**Contact Info**

Department of Applied Mathematics

University of Waterloo

Waterloo, Ontario

Canada N2L 3G1

Phone: 519-888-4567, ext. 32700

Fax: 519-746-4319

PDF files require Adobe Acrobat Reader

Tuesday, September 20, 2022 1:00 PM EDT

For Zoom Link please contact ddelreyfernandez@uwaterloo.ca

Professor Gregor Gassner, University of Cologne, Division of Mathematics

On Compatible Legendre-Gauss-Lobatto Subcell Low Order Finite Volume Methods (and what we can do with it)

In this talk, we explain how to construct a compatible subcell finite volume scheme that can be seamlessly blended with a high order spectral element discontinuous Galerkin method. Our goal applications are the compressible Euler equations and the ideal MHD equations in multiple dimensions. Starting with an entropy-dissipative split-form discontinuous Galerkin scheme on collocated Legendre-Gauss-Lobatto (LGL) nodes, we show how to carefully design a finite volume type discretization on the LGL subcell grid such that it is (i) still provably entropy-dissipative/stable/conservative and (ii) compatible to the high order DG scheme in the sense for each element, we can seamlessly blend between the low order finite volume and the high order DG discretization. This new hybrid scheme enables us to do shock capturing and preserve positivity of the solution: the straight forward idea is to use the arbitrary blending in the hybrid scheme smartly such that the amount of FV is high in regions that need a lot of stabilization (e.g. shocks), whereas its amount is low in regions where the DG scheme can stay alive without much help. We will present some applications in hydrodynamics and magnetohydrodynamics

Event tags

**Contact Info**

Department of Applied Mathematics

University of Waterloo

Waterloo, Ontario

Canada N2L 3G1

Phone: 519-888-4567, ext. 32700

Fax: 519-746-4319

PDF files require Adobe Acrobat Reader

University of Waterloo

University of Waterloo

43.471468

-80.544205

200 University Avenue West

Waterloo,
ON,
Canada
N2L 3G1

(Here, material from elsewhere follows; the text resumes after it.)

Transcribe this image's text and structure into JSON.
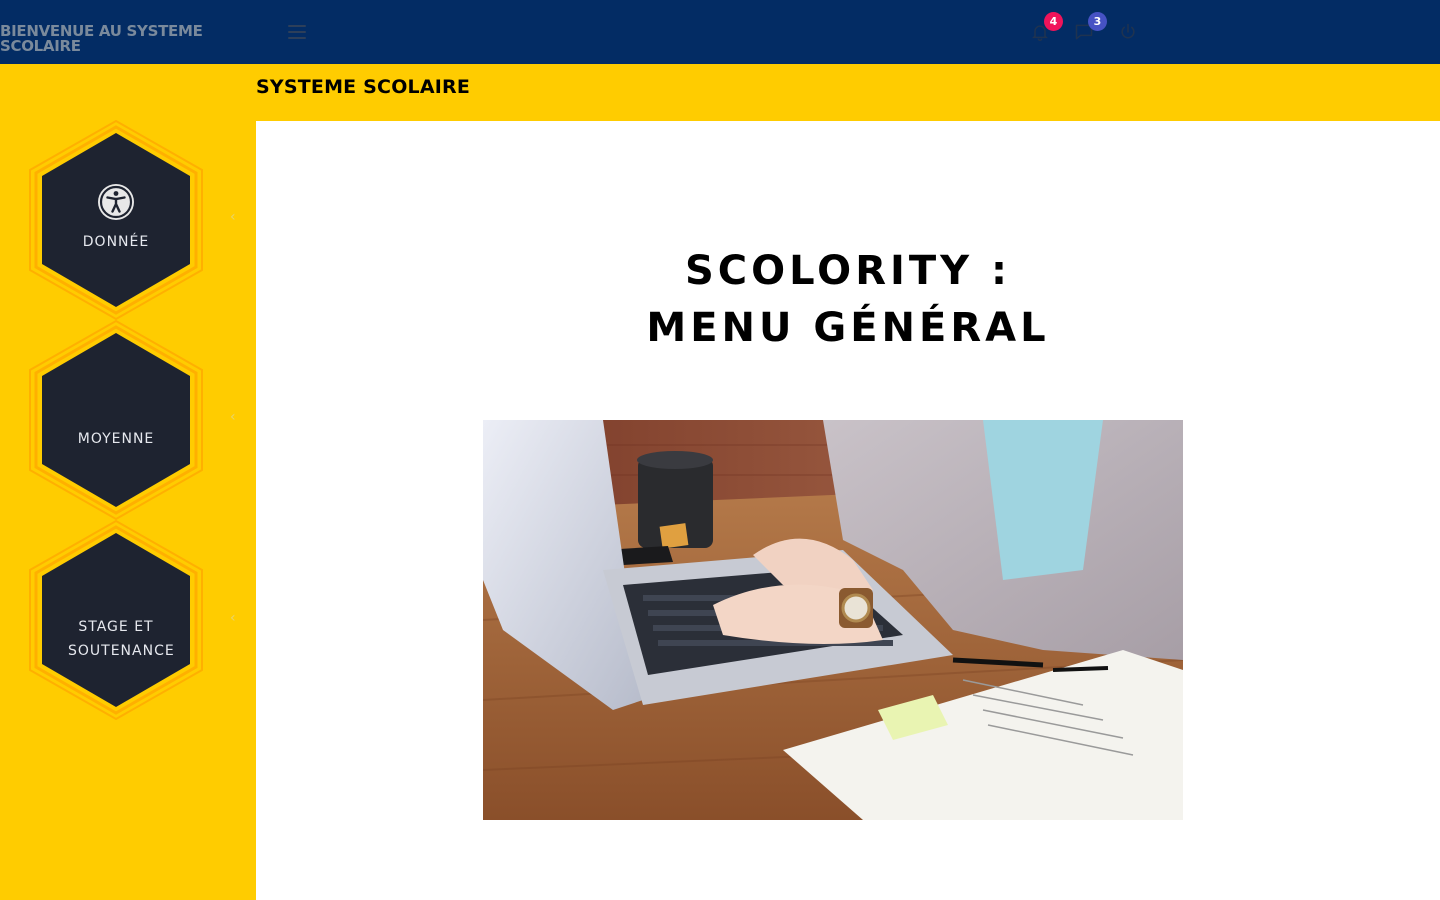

The University of Waterloo acknowledges that much of our work takes place on the traditional territory of the Neutral, Anishinaabeg and Haudenosaunee peoples. Our main campus is situated on the Haldimand Tract, the land granted to the Six Nations that includes six miles on each side of the Grand River. Our active work toward reconciliation takes place across our campuses through research, learning, teaching, and community building, and is co-ordinated within our Office of Indigenous Relations.